Segment Start: SUPPLIED ENTRIES

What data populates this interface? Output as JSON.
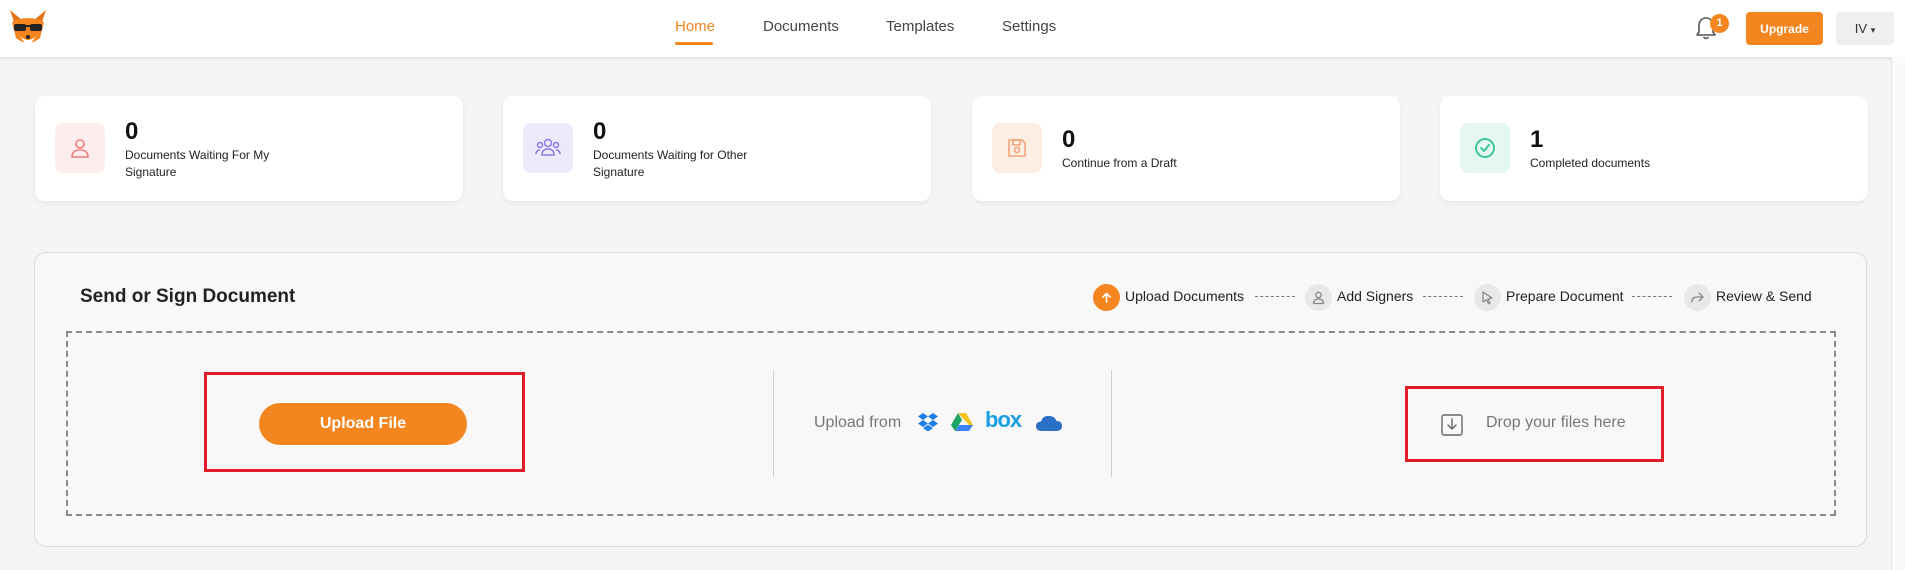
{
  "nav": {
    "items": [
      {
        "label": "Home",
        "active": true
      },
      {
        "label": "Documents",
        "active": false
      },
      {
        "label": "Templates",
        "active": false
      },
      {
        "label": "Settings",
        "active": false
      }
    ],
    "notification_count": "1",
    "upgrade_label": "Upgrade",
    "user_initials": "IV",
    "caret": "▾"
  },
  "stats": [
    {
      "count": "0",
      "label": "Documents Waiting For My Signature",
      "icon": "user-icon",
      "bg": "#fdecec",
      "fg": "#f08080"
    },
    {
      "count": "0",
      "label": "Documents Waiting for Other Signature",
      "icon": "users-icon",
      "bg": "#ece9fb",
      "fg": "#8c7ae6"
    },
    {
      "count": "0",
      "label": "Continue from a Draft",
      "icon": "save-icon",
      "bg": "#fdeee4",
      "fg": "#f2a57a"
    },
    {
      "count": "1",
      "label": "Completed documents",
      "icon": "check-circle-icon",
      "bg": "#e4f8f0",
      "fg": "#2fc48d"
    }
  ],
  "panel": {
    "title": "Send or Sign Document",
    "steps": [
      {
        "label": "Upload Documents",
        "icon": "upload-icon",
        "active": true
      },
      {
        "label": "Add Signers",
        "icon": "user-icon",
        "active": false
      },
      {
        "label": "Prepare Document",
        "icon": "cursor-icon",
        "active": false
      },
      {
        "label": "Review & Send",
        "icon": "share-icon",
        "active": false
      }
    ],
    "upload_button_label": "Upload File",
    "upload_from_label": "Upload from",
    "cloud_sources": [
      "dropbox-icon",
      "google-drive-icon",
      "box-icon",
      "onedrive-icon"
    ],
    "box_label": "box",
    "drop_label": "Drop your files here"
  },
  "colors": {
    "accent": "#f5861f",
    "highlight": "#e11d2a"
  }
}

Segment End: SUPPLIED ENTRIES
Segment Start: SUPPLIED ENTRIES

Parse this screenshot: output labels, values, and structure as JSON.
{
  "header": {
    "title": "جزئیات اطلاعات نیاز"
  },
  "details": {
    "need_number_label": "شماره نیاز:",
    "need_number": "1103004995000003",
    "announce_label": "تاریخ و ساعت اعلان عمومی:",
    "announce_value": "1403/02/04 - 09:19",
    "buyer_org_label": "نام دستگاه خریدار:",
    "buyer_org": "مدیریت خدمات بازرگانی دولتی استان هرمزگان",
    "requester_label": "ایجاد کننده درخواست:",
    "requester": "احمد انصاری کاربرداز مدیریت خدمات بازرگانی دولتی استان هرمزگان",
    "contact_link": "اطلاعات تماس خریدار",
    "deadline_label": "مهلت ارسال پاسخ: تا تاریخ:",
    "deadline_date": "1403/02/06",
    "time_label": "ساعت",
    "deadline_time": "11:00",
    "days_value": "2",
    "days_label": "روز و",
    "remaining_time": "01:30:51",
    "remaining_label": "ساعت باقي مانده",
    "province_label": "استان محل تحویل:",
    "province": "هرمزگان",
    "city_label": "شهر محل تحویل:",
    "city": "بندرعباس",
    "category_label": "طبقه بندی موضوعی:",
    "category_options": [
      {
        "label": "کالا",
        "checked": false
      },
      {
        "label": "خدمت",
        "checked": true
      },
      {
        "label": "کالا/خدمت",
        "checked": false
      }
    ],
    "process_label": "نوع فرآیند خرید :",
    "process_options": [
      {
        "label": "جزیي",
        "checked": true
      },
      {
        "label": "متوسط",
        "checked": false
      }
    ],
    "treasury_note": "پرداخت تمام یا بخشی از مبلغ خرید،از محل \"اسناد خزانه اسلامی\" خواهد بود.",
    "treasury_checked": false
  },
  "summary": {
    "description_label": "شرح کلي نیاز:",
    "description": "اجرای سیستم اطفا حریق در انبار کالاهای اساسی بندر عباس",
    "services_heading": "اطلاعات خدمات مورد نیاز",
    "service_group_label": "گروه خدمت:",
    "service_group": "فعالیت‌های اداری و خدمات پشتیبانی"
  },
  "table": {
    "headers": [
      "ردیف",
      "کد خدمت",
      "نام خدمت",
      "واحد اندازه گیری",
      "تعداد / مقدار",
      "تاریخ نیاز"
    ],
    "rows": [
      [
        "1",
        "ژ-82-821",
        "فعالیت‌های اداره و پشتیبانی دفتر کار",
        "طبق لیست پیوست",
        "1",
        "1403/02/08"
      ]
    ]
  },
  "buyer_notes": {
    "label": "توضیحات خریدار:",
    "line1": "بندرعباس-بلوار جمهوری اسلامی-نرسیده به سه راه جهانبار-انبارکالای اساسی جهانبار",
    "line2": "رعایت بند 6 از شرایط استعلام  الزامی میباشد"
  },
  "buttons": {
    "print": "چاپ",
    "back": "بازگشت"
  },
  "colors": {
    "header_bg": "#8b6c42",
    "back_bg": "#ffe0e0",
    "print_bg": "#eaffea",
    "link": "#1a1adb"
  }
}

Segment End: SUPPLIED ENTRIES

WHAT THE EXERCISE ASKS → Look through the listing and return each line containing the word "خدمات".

SOLUTION TO THIS PROBLEM →
    "buyer_org": "مدیریت خدمات بازرگانی دولتی استان هرمزگان",
    "requester": "احمد انصاری کاربرداز مدیریت خدمات بازرگانی دولتی استان هرمزگان",
    "services_heading": "اطلاعات خدمات مورد نیاز",
    "service_group": "فعالیت‌های اداری و خدمات پشتیبانی"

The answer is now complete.